TASK TO CARRY OUT » Print out the data below. Do not alter a single line.

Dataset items
--- START ---
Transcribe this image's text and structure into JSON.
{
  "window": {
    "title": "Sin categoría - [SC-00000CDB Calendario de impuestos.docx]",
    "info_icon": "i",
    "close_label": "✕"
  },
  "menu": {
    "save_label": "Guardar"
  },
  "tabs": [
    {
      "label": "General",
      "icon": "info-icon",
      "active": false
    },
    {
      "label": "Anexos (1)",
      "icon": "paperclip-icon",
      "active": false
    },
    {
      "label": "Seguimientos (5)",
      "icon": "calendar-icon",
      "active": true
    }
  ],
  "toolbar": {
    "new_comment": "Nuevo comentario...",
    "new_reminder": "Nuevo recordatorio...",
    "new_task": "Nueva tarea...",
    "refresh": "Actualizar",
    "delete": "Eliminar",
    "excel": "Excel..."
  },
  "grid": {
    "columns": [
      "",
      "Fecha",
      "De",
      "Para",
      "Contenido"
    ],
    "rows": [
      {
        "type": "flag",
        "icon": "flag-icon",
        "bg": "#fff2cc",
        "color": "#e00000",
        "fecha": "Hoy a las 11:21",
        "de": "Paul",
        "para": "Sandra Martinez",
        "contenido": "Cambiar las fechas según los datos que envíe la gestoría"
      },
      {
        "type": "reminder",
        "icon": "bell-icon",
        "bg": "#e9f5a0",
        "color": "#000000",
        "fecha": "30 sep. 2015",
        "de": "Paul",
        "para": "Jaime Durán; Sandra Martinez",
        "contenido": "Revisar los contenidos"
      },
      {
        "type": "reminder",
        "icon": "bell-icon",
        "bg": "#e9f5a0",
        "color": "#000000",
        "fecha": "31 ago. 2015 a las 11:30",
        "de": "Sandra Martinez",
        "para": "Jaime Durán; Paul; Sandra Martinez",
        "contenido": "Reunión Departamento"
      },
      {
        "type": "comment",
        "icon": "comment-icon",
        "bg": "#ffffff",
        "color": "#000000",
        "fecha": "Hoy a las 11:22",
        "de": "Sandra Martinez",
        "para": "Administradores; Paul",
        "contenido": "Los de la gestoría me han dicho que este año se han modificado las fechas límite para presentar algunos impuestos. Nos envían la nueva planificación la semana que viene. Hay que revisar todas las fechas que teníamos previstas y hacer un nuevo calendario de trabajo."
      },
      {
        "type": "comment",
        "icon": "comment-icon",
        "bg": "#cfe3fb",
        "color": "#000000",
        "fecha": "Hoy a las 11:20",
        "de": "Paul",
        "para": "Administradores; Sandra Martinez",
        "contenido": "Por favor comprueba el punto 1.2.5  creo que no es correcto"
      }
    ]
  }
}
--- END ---
YOUR RESPONSE »
Transcribe this image's text and structure into JSON.
{
  "window": {
    "title": "Sin categoría - [SC-00000CDB Calendario de impuestos.docx]",
    "info_icon": "i",
    "close_label": "✕"
  },
  "menu": {
    "save_label": "Guardar"
  },
  "tabs": [
    {
      "label": "General",
      "icon": "info-icon",
      "active": false
    },
    {
      "label": "Anexos (1)",
      "icon": "paperclip-icon",
      "active": false
    },
    {
      "label": "Seguimientos (5)",
      "icon": "calendar-icon",
      "active": true
    }
  ],
  "toolbar": {
    "new_comment": "Nuevo comentario...",
    "new_reminder": "Nuevo recordatorio...",
    "new_task": "Nueva tarea...",
    "refresh": "Actualizar",
    "delete": "Eliminar",
    "excel": "Excel..."
  },
  "grid": {
    "columns": [
      "",
      "Fecha",
      "De",
      "Para",
      "Contenido"
    ],
    "rows": [
      {
        "type": "flag",
        "icon": "flag-icon",
        "bg": "#fff2cc",
        "color": "#e00000",
        "fecha": "Hoy a las 11:21",
        "de": "Paul",
        "para": "Sandra Martinez",
        "contenido": "Cambiar las fechas según los datos que envíe la gestoría"
      },
      {
        "type": "reminder",
        "icon": "bell-icon",
        "bg": "#e9f5a0",
        "color": "#000000",
        "fecha": "30 sep. 2015",
        "de": "Paul",
        "para": "Jaime Durán; Sandra Martinez",
        "contenido": "Revisar los contenidos"
      },
      {
        "type": "reminder",
        "icon": "bell-icon",
        "bg": "#e9f5a0",
        "color": "#000000",
        "fecha": "31 ago. 2015 a las 11:30",
        "de": "Sandra Martinez",
        "para": "Jaime Durán; Paul; Sandra Martinez",
        "contenido": "Reunión Departamento"
      },
      {
        "type": "comment",
        "icon": "comment-icon",
        "bg": "#ffffff",
        "color": "#000000",
        "fecha": "Hoy a las 11:22",
        "de": "Sandra Martinez",
        "para": "Administradores; Paul",
        "contenido": "Los de la gestoría me han dicho que este año se han modificado las fechas límite para presentar algunos impuestos. Nos envían la nueva planificación la semana que viene. Hay que revisar todas las fechas que teníamos previstas y hacer un nuevo calendario de trabajo."
      },
      {
        "type": "comment",
        "icon": "comment-icon",
        "bg": "#cfe3fb",
        "color": "#000000",
        "fecha": "Hoy a las 11:20",
        "de": "Paul",
        "para": "Administradores; Sandra Martinez",
        "contenido": "Por favor comprueba el punto 1.2.5  creo que no es correcto"
      }
    ]
  }
}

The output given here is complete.